Your assignment
Pull every line with "Enter" from the data below and copy it.

Materials provided
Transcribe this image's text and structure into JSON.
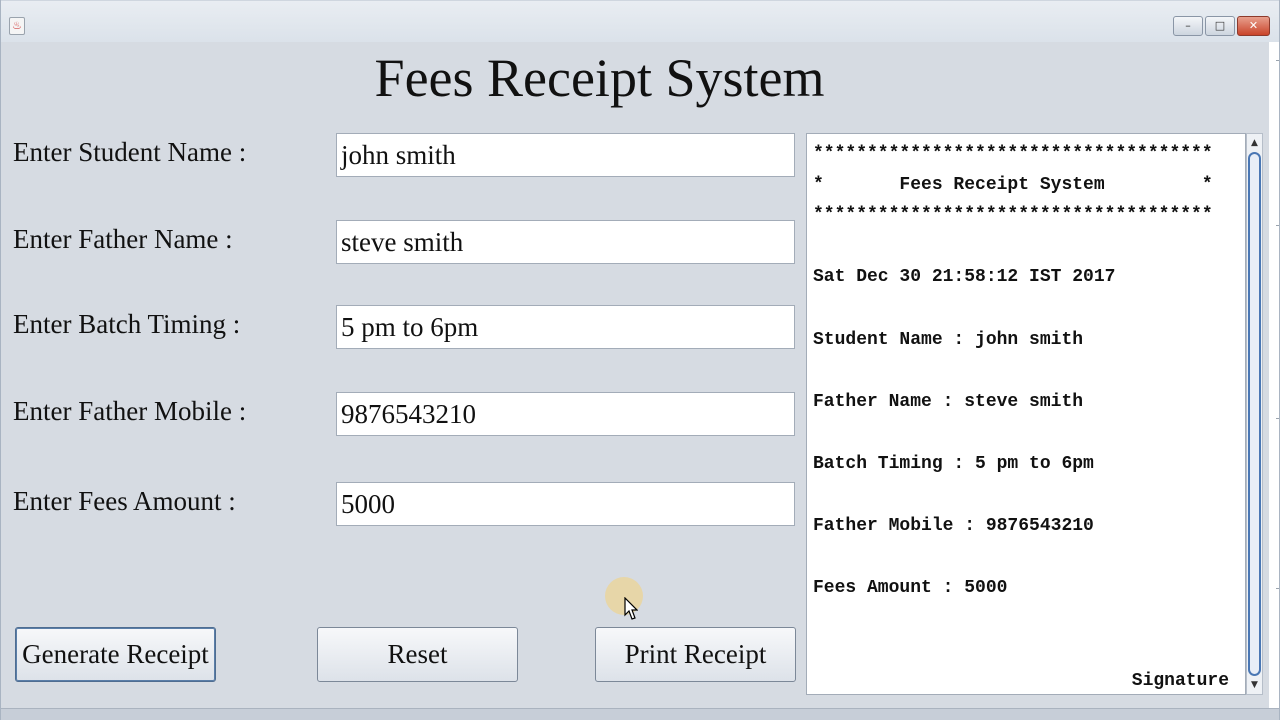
{
  "window": {
    "app_icon": "java-coffee-icon",
    "controls": {
      "minimize": "–",
      "maximize": "□",
      "close": "✕"
    }
  },
  "title": "Fees Receipt System",
  "form": {
    "student_name": {
      "label": "Enter Student Name :",
      "value": "john smith"
    },
    "father_name": {
      "label": "Enter Father Name :",
      "value": "steve smith"
    },
    "batch_timing": {
      "label": "Enter Batch Timing :",
      "value": "5 pm to 6pm"
    },
    "father_mobile": {
      "label": "Enter Father Mobile :",
      "value": "9876543210"
    },
    "fees_amount": {
      "label": "Enter Fees Amount :",
      "value": "5000"
    }
  },
  "buttons": {
    "generate": "Generate Receipt",
    "reset": "Reset",
    "print": "Print Receipt"
  },
  "receipt": {
    "border_top": "*************************************",
    "header": "*       Fees Receipt System         *",
    "border_bottom": "*************************************",
    "date": "Sat Dec 30 21:58:12 IST 2017",
    "student": "Student Name : john smith",
    "father": "Father Name : steve smith",
    "batch": "Batch Timing : 5 pm to 6pm",
    "mobile": "Father Mobile : 9876543210",
    "fees": "Fees Amount : 5000",
    "signature": "Signature"
  },
  "colors": {
    "window_bg": "#d6dbe2",
    "scroll_thumb": "#4a77b4",
    "close_button": "#c9442a"
  }
}
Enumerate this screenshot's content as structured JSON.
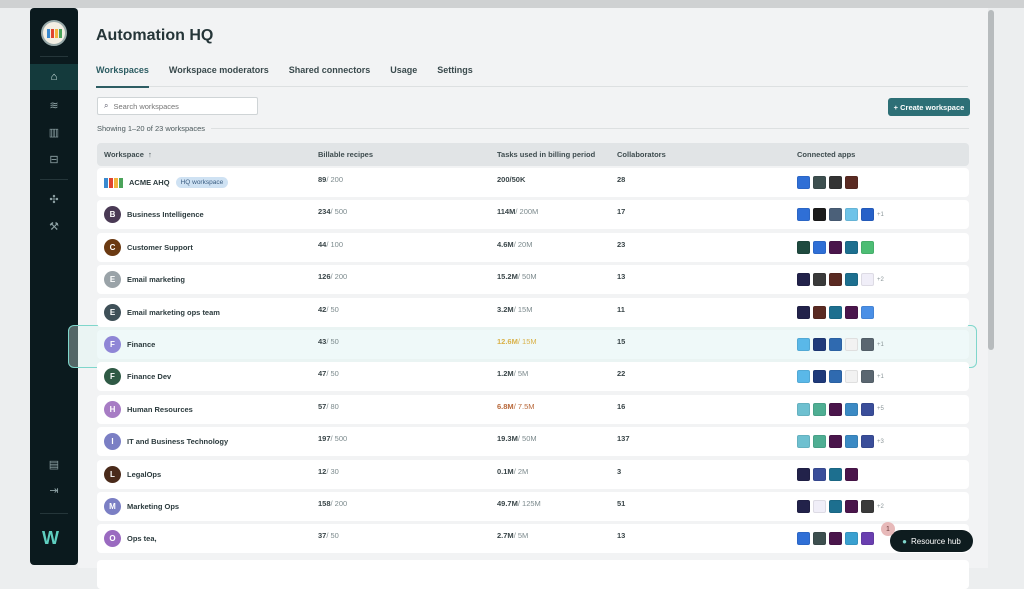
{
  "app_title": "Automation HQ",
  "sidebar": {
    "items": [
      "home",
      "layers",
      "analytics",
      "docs",
      "integrations",
      "tools",
      "reports",
      "logout"
    ]
  },
  "tabs": [
    {
      "label": "Workspaces",
      "active": true
    },
    {
      "label": "Workspace moderators"
    },
    {
      "label": "Shared connectors"
    },
    {
      "label": "Usage"
    },
    {
      "label": "Settings"
    }
  ],
  "search": {
    "placeholder": "Search workspaces",
    "value": ""
  },
  "create_button": "+ Create workspace",
  "showing": "Showing 1–20 of 23 workspaces",
  "columns": [
    "Workspace",
    "Billable recipes",
    "Tasks used in billing period",
    "Collaborators",
    "Connected apps"
  ],
  "sort_icon": "arrow-up-icon",
  "colors": {
    "accent": "#2d6f76",
    "highlight": "#7fd6cb",
    "warn": "#d9b24a",
    "danger": "#b8683a"
  },
  "app_colors": {
    "jira": "#2f6fd6",
    "sumo": "#3d4f4f",
    "github": "#333333",
    "office": "#5a2a22",
    "dark": "#1c1c1c",
    "check": "#4b6079",
    "kube": "#6ec3e8",
    "trello": "#2761c8",
    "zendesk": "#1f4a3f",
    "slack": "#4a154b",
    "salesforce": "#1d6f8f",
    "green": "#4dbd74",
    "gong": "#22224a",
    "rainbow": "#3a3a3a",
    "shield": "#f0eef8",
    "zoom": "#4a8fe6",
    "lightblue": "#5ab8e8",
    "anaplan": "#1f3a7a",
    "sap": "#2f6ab0",
    "white": "#f2f2f2",
    "gray": "#5a6670",
    "workday": "#6ec0d0",
    "greenhouse": "#4fae93",
    "okta": "#3b8ac4",
    "yellow": "#3a4e9a",
    "box": "#3aa0d0",
    "dropbox": "#6a3fb0"
  },
  "rows": [
    {
      "name": "ACME AHQ",
      "badge": "HQ workspace",
      "avatar": "",
      "avatar_color": "",
      "recipes": "89",
      "recipes_limit": " / 200",
      "tasks": "200/50K",
      "tasks_limit": "",
      "collaborators": "28",
      "apps": [
        "jira",
        "sumo",
        "github",
        "office"
      ],
      "more": ""
    },
    {
      "name": "Business Intelligence",
      "avatar": "B",
      "avatar_color": "#4a3a55",
      "recipes": "234",
      "recipes_limit": " / 500",
      "tasks": "114M",
      "tasks_limit": " / 200M",
      "collaborators": "17",
      "apps": [
        "jira",
        "dark",
        "check",
        "kube",
        "trello"
      ],
      "more": "+1"
    },
    {
      "name": "Customer Support",
      "avatar": "C",
      "avatar_color": "#6b3a12",
      "recipes": "44",
      "recipes_limit": " / 100",
      "tasks": "4.6M",
      "tasks_limit": " / 20M",
      "collaborators": "23",
      "apps": [
        "zendesk",
        "jira",
        "slack",
        "salesforce",
        "green"
      ],
      "more": ""
    },
    {
      "name": "Email marketing",
      "avatar": "E",
      "avatar_color": "#9aa3a8",
      "recipes": "126",
      "recipes_limit": " / 200",
      "tasks": "15.2M",
      "tasks_limit": " / 50M",
      "collaborators": "13",
      "apps": [
        "gong",
        "rainbow",
        "office",
        "salesforce",
        "shield"
      ],
      "more": "+2"
    },
    {
      "name": "Email marketing ops team",
      "avatar": "E",
      "avatar_color": "#3f5058",
      "recipes": "42",
      "recipes_limit": " / 50",
      "tasks": "3.2M",
      "tasks_limit": " / 15M",
      "collaborators": "11",
      "apps": [
        "gong",
        "office",
        "salesforce",
        "slack",
        "zoom"
      ],
      "more": ""
    },
    {
      "name": "Finance",
      "avatar": "F",
      "avatar_color": "#8f86d6",
      "recipes": "43",
      "recipes_limit": " / 50",
      "tasks": "12.6M",
      "tasks_limit": " / 15M",
      "tasks_status": "warn",
      "collaborators": "15",
      "apps": [
        "lightblue",
        "anaplan",
        "sap",
        "white",
        "gray"
      ],
      "more": "+1",
      "highlighted": true
    },
    {
      "name": "Finance Dev",
      "avatar": "F",
      "avatar_color": "#2f5a45",
      "recipes": "47",
      "recipes_limit": " / 50",
      "tasks": "1.2M",
      "tasks_limit": " / 5M",
      "collaborators": "22",
      "apps": [
        "lightblue",
        "anaplan",
        "sap",
        "white",
        "gray"
      ],
      "more": "+1"
    },
    {
      "name": "Human Resources",
      "avatar": "H",
      "avatar_color": "#a77cc4",
      "recipes": "57",
      "recipes_limit": " / 80",
      "tasks": "6.8M",
      "tasks_limit": " / 7.5M",
      "tasks_status": "danger",
      "collaborators": "16",
      "apps": [
        "workday",
        "greenhouse",
        "slack",
        "okta",
        "yellow"
      ],
      "more": "+5"
    },
    {
      "name": "IT and Business Technology",
      "avatar": "I",
      "avatar_color": "#7b7fc4",
      "recipes": "197",
      "recipes_limit": " / 500",
      "tasks": "19.3M",
      "tasks_limit": " / 50M",
      "collaborators": "137",
      "apps": [
        "workday",
        "greenhouse",
        "slack",
        "okta",
        "yellow"
      ],
      "more": "+3"
    },
    {
      "name": "LegalOps",
      "avatar": "L",
      "avatar_color": "#4a2a1a",
      "recipes": "12",
      "recipes_limit": " / 30",
      "tasks": "0.1M",
      "tasks_limit": " / 2M",
      "collaborators": "3",
      "apps": [
        "gong",
        "yellow",
        "salesforce",
        "slack"
      ],
      "more": ""
    },
    {
      "name": "Marketing Ops",
      "avatar": "M",
      "avatar_color": "#7b7fc4",
      "recipes": "158",
      "recipes_limit": " / 200",
      "tasks": "49.7M",
      "tasks_limit": " / 125M",
      "collaborators": "51",
      "apps": [
        "gong",
        "shield",
        "salesforce",
        "slack",
        "rainbow"
      ],
      "more": "+2"
    },
    {
      "name": "Ops tea,",
      "avatar": "O",
      "avatar_color": "#9a6ac0",
      "recipes": "37",
      "recipes_limit": " / 50",
      "tasks": "2.7M",
      "tasks_limit": " / 5M",
      "collaborators": "13",
      "apps": [
        "jira",
        "sumo",
        "slack",
        "box",
        "dropbox"
      ],
      "more": ""
    }
  ],
  "resource_hub": {
    "label": "Resource hub",
    "count": "1"
  }
}
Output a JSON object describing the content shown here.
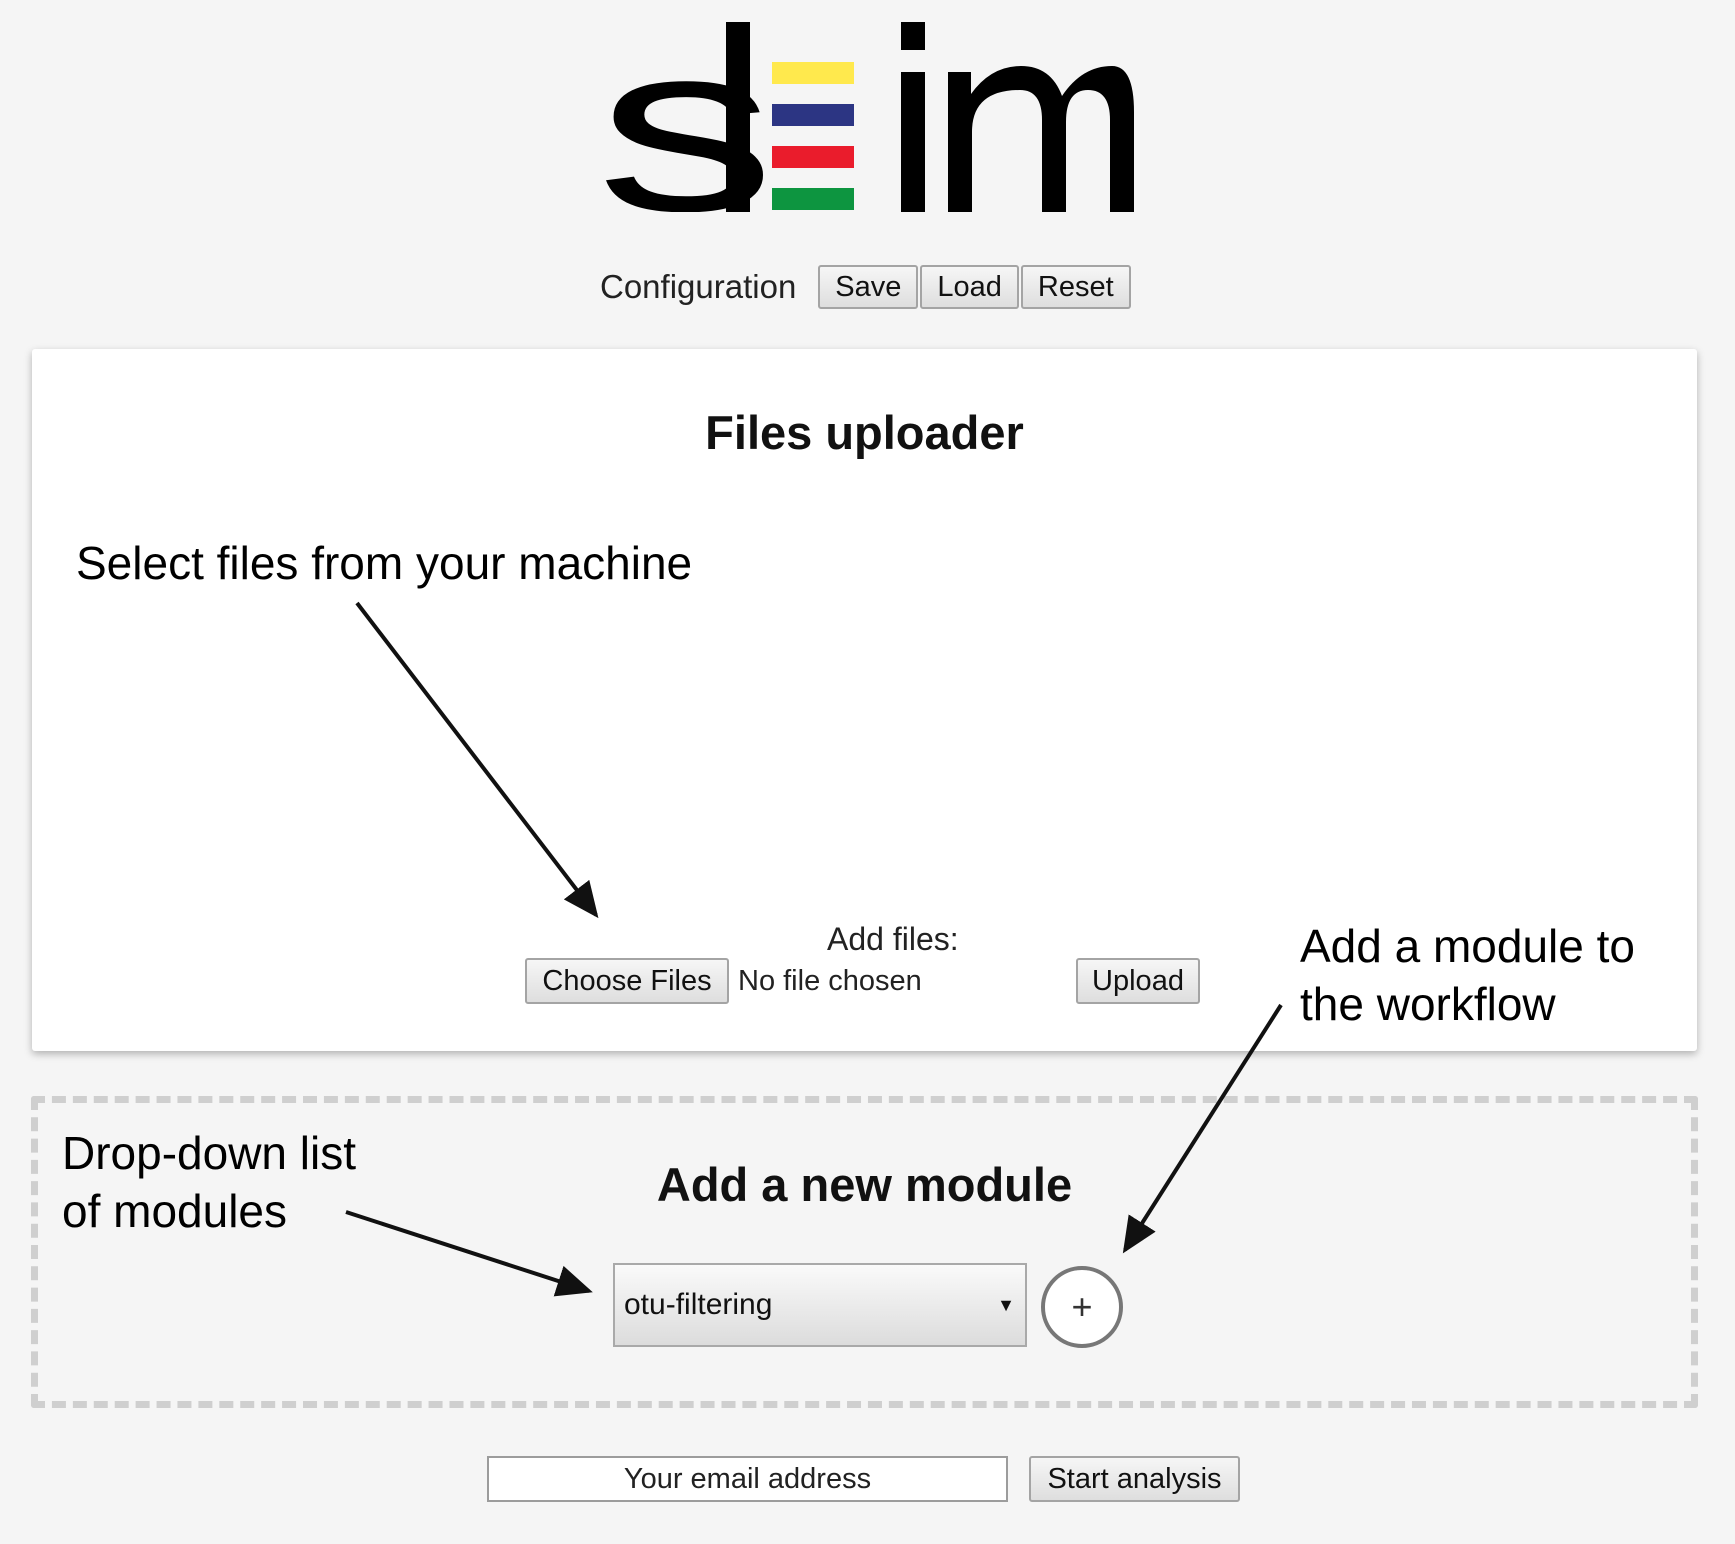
{
  "app": {
    "logo_text": "sleim",
    "logo_bar_colors": [
      "#ffe94d",
      "#2c3583",
      "#ea1c2c",
      "#0d9540"
    ]
  },
  "config": {
    "label": "Configuration",
    "save_label": "Save",
    "load_label": "Load",
    "reset_label": "Reset"
  },
  "uploader": {
    "title": "Files uploader",
    "add_files_label": "Add files:",
    "choose_files_label": "Choose Files",
    "no_file_text": "No file chosen",
    "upload_label": "Upload"
  },
  "module_panel": {
    "title": "Add a new module",
    "selected_module": "otu-filtering",
    "add_button_symbol": "+"
  },
  "footer": {
    "email_placeholder": "Your email address",
    "start_label": "Start analysis"
  },
  "annotations": {
    "select_files": "Select files from your machine",
    "add_module_line1": "Add a module to",
    "add_module_line2": "the workflow",
    "dropdown_line1": "Drop-down list",
    "dropdown_line2": "of modules"
  }
}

Your solution
      "label": "Enter Student Name :",
      "label": "Enter Father Name :",
      "label": "Enter Batch Timing :",
      "label": "Enter Father Mobile :",
      "label": "Enter Fees Amount :",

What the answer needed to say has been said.